» TASK STATEMENT: Your answer should consist of the lines in the data below that contain "icon".

Entries taken from a collection
____________

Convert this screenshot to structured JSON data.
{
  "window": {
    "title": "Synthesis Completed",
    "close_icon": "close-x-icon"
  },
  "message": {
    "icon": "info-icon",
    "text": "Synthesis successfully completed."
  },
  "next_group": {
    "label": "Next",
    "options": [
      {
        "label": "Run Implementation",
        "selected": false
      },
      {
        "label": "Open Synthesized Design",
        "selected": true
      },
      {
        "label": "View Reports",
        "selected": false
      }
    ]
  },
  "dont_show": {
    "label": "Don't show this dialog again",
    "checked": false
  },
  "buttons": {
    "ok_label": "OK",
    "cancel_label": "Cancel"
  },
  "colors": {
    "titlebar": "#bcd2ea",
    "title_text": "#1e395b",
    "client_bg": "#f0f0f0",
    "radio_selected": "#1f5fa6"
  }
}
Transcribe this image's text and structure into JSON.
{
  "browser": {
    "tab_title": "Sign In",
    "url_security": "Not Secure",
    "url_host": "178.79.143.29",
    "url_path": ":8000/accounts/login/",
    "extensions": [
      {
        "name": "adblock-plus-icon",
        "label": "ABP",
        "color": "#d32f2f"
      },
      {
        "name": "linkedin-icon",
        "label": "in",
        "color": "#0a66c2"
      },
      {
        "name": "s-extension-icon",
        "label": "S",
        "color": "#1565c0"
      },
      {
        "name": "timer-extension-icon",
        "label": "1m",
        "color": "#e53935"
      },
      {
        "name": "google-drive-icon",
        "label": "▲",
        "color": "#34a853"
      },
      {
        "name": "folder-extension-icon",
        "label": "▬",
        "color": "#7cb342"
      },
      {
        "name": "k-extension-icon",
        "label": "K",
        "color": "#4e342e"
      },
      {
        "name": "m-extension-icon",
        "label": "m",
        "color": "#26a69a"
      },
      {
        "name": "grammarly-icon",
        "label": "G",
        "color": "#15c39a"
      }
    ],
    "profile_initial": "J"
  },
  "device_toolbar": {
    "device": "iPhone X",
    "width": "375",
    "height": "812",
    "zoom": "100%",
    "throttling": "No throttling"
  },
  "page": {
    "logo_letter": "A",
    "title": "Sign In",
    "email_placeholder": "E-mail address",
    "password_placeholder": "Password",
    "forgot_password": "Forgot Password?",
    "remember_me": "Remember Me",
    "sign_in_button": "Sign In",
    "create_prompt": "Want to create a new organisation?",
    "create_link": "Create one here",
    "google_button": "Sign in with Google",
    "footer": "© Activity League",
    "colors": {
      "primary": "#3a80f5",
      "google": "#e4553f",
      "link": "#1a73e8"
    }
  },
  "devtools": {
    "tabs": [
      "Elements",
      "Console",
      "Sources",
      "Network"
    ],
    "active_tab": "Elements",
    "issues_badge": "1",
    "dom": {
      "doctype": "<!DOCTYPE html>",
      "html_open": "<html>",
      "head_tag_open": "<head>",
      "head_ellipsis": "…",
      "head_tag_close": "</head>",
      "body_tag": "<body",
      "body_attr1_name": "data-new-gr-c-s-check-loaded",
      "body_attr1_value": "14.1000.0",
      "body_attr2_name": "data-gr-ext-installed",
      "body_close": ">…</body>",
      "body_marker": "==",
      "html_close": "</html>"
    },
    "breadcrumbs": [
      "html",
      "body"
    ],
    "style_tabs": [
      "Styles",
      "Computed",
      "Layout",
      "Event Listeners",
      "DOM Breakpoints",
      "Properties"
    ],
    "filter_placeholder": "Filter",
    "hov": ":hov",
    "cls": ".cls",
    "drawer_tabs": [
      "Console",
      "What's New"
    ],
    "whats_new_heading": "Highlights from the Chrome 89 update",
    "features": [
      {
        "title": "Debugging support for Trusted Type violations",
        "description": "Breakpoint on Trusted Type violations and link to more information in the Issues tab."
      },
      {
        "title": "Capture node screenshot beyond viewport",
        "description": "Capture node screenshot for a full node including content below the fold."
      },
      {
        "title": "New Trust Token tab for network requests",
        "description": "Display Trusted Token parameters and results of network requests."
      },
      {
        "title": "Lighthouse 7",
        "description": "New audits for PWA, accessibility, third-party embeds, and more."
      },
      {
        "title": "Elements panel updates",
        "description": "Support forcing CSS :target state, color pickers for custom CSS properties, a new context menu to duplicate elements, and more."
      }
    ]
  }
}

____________

» ANSWER BOX:
    "close_icon": "close-x-icon"
    "icon": "info-icon",
        "name": "adblock-plus-icon",
        "name": "linkedin-icon",
        "name": "s-extension-icon",
        "name": "timer-extension-icon",
        "name": "google-drive-icon",
        "name": "folder-extension-icon",
        "name": "k-extension-icon",
        "name": "m-extension-icon",
        "name": "grammarly-icon",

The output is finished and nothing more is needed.